Power Outage FAQ
Depending on the nature and extent of a storm's damage, it may be difficult to estimate a time when power may be restored in various locations. NGEMC crews work to restore power as quickly and safely as possible.
We understand that being without power is frustrating, and during widespread outages NGEMC crews work around the clock until everyone’s power is restored.
When there is extensive or widespread damage, there are too many variables at play for us to estimate when we’ll be in specific locations.
Here’s how the power restoration process works in such a situation:
Right after a storm hits, we begin assessing the damage based on a combination of remote monitoring and customer calls. However, it is not uncommon for us to find, when our crews arrive at a location to repair the damage, that the scope of damage is not exactly what was expected.

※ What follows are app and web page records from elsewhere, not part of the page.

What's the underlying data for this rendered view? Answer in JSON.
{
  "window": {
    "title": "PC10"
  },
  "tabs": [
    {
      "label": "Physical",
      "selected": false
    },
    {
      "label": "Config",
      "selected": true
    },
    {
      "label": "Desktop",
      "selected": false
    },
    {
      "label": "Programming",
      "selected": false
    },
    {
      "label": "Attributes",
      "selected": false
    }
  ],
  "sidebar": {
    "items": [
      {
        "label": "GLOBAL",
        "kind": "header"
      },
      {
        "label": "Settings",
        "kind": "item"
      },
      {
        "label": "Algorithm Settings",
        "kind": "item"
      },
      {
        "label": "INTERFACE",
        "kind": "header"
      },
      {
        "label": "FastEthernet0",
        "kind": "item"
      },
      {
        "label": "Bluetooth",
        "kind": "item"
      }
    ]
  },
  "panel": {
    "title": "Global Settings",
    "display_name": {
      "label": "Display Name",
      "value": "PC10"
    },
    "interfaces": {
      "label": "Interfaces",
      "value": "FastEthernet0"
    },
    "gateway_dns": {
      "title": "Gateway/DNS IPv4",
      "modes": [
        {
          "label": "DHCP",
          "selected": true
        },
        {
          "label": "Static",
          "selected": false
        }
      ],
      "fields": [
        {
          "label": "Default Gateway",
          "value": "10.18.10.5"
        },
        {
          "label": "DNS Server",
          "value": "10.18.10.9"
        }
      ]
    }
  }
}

Not knowing the exact scope of work needed until we arrive on the scene is the primary reason we are not able to estimate the time it will take to get to specific locations. So, if you can see anything unusual, like a tree down on a line, and you can give us that information and location when you call, it is helpful.
Additionally, following large storms, with thousands of damaged locations, new damage being reported daily, and the changing scope of work and conditions, there is simply not a reliable way to predict when we’ll reach certain areas. For example, we may reach an area only to find out we will need a boat to reach a span of wire or that there are massive trees down in our way.
However, when the extent of power outage warrants it, our crews do work 24/7 to restore power. And they don't stop working until everyone is back on.
Any damage to NGEMC substations or main distribution lines from the substations must be repaired first in order to restore the flow of power and locate damaged primary and secondary lines before individual businesses and residences can be restored.
Please have a backup source of power ready for any essential medical equipment.
Rest assured that we continue working 24/7 to restore power and we do not stop until everyone is back on.
There are several possible reasons for this.
- A circuit breaker or main service breaker may have been activated. This may be reactivated by the home owner.
- Some neighborhoods get electricity from several different circuits, so you may notice your lights are out, but your neighbors have power.
- There may be a damaged transformer serving 3 or 4 homes in the neighborhood, but the transformers serving the remaining homes are working properly.
- The line connecting power from your street to your home could be broken.
- There may be damage to your meter or the equipment that holds the meter (meter center). If your meter center is damaged, contact a licensed electrician to repair it.
- Make sure that you’ve reported your power outage to North Georgia EMC – we may not be aware that your power is out unless you let us know.
We do work 24/7 to restore power and we will not stop until everyone is back on.
If you have reported your outage to us, you are on the power restoration list. If you haven’t reported your outage, please contact us:
My NGEMC Account Mobile App
Report your outage using our Mobile App available for free for Android and iPhone mobile devices.
During periods of high call volume, hold times may be longer than usual.
Thank you for your patience.
Dalton – (706) 259-9441; Calhoun – (706) 629-3160;
Fort Oglethorpe – (706) 866-2231; Trion – (706) 734-7341
During major outages, outage updates and restoration progress will be posted to our social media pages.